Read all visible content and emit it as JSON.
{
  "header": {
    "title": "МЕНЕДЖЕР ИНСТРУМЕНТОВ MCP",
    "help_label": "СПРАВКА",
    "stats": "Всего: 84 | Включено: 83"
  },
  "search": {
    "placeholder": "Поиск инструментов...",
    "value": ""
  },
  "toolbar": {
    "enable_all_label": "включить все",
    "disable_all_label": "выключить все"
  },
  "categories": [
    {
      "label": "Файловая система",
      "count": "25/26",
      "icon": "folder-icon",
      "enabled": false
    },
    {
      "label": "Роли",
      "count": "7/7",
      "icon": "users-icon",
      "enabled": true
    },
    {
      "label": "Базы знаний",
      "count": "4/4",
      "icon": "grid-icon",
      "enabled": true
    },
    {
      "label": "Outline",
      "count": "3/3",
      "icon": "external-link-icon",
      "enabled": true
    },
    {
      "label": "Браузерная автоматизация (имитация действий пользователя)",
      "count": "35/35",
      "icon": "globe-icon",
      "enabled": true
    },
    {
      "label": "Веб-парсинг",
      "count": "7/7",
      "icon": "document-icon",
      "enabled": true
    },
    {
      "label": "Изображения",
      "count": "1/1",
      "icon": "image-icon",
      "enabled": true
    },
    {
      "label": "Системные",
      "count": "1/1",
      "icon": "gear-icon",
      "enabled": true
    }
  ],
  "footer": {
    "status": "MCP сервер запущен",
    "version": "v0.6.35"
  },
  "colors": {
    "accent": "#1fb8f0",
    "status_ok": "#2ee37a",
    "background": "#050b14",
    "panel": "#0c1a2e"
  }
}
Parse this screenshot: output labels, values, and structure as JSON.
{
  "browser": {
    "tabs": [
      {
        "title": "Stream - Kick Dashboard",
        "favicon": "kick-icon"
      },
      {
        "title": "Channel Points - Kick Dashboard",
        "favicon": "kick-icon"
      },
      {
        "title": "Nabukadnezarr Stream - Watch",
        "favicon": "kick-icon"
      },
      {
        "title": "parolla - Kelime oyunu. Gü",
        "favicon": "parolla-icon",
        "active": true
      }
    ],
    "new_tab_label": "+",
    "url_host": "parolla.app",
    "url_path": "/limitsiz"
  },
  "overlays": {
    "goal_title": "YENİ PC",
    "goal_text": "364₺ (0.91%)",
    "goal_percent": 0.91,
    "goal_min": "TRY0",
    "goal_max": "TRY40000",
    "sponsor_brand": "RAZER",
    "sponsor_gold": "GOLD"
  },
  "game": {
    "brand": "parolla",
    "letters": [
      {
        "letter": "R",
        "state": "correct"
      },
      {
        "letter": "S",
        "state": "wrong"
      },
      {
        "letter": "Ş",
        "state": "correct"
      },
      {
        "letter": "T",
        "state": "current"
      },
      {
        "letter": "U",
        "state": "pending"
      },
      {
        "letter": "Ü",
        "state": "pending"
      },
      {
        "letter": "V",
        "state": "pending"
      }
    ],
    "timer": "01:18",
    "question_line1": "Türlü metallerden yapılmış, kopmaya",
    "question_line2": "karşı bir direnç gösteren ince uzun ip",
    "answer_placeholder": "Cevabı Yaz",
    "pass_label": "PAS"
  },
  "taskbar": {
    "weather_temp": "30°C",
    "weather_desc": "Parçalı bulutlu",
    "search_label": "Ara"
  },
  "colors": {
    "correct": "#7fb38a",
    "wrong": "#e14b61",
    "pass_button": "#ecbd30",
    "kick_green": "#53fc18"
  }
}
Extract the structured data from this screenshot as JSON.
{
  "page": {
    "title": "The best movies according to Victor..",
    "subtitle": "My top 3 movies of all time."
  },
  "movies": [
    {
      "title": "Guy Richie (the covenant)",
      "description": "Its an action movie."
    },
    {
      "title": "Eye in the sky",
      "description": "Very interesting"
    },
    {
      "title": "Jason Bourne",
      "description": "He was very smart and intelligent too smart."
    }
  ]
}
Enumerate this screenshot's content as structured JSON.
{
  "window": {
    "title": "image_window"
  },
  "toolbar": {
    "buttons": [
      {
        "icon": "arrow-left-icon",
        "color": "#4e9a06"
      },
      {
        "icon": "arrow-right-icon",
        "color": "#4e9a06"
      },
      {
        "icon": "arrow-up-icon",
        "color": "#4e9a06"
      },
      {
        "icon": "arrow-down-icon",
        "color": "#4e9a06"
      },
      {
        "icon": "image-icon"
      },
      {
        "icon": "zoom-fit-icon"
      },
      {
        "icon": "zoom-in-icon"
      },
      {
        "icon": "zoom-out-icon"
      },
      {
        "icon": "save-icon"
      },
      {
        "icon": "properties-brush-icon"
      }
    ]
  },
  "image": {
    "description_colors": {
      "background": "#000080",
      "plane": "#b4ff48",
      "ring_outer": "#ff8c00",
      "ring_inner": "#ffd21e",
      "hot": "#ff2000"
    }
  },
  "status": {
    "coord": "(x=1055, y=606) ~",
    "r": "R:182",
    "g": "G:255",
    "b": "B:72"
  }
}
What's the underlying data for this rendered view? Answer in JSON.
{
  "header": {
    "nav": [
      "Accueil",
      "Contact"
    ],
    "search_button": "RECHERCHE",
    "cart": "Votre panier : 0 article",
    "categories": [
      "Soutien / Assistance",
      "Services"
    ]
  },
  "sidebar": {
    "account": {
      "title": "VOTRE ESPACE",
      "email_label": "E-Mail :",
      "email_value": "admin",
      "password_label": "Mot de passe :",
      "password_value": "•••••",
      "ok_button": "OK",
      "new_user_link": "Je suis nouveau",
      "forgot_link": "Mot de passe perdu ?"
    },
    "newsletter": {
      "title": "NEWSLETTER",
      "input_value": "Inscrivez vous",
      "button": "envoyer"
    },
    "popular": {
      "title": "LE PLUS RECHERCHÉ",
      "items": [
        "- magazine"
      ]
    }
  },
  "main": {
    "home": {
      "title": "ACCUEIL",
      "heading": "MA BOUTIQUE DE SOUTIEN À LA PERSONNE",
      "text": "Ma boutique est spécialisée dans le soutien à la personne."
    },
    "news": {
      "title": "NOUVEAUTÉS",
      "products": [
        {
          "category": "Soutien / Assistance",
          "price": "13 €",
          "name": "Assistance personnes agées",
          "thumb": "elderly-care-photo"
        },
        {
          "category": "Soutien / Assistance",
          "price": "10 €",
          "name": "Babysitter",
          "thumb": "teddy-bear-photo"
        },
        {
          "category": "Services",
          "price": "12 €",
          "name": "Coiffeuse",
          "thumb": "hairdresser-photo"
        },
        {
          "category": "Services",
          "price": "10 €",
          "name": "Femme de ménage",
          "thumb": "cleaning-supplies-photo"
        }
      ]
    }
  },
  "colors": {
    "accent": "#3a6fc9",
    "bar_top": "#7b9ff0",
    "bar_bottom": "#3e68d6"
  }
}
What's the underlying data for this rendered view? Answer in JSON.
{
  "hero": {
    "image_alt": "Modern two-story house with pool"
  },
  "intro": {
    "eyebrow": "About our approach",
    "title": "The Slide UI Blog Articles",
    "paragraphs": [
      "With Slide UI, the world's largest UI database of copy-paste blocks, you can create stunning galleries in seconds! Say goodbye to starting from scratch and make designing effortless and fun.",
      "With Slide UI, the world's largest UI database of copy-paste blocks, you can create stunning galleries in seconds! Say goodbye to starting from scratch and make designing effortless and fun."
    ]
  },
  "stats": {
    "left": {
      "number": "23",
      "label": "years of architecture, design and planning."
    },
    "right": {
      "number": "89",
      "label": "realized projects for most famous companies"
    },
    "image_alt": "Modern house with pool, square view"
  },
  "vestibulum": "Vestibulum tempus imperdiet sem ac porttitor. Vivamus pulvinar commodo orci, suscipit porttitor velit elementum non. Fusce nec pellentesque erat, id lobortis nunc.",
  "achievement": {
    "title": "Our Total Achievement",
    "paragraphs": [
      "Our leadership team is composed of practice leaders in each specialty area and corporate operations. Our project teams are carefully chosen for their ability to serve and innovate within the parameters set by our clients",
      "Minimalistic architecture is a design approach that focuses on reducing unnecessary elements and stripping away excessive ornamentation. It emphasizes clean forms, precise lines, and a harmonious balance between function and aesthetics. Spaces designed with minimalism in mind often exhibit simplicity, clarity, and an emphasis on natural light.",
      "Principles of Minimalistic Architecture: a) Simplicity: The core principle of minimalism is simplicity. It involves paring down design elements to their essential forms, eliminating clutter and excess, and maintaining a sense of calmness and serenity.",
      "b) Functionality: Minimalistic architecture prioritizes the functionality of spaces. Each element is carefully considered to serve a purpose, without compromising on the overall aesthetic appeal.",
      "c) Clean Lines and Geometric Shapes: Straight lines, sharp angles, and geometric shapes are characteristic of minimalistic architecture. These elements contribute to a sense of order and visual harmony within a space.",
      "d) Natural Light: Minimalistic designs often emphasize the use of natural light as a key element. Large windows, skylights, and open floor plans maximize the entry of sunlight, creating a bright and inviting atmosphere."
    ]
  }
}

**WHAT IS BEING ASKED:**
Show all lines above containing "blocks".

**SOLUTION:**
      "With Slide UI, the world's largest UI database of copy-paste blocks, you can create stunning galleries in seconds! Say goodbye to starting from scratch and make designing effortless and fun.",
      "With Slide UI, the world's largest UI database of copy-paste blocks, you can create stunning galleries in seconds! Say goodbye to starting from scratch and make designing effortless and fun."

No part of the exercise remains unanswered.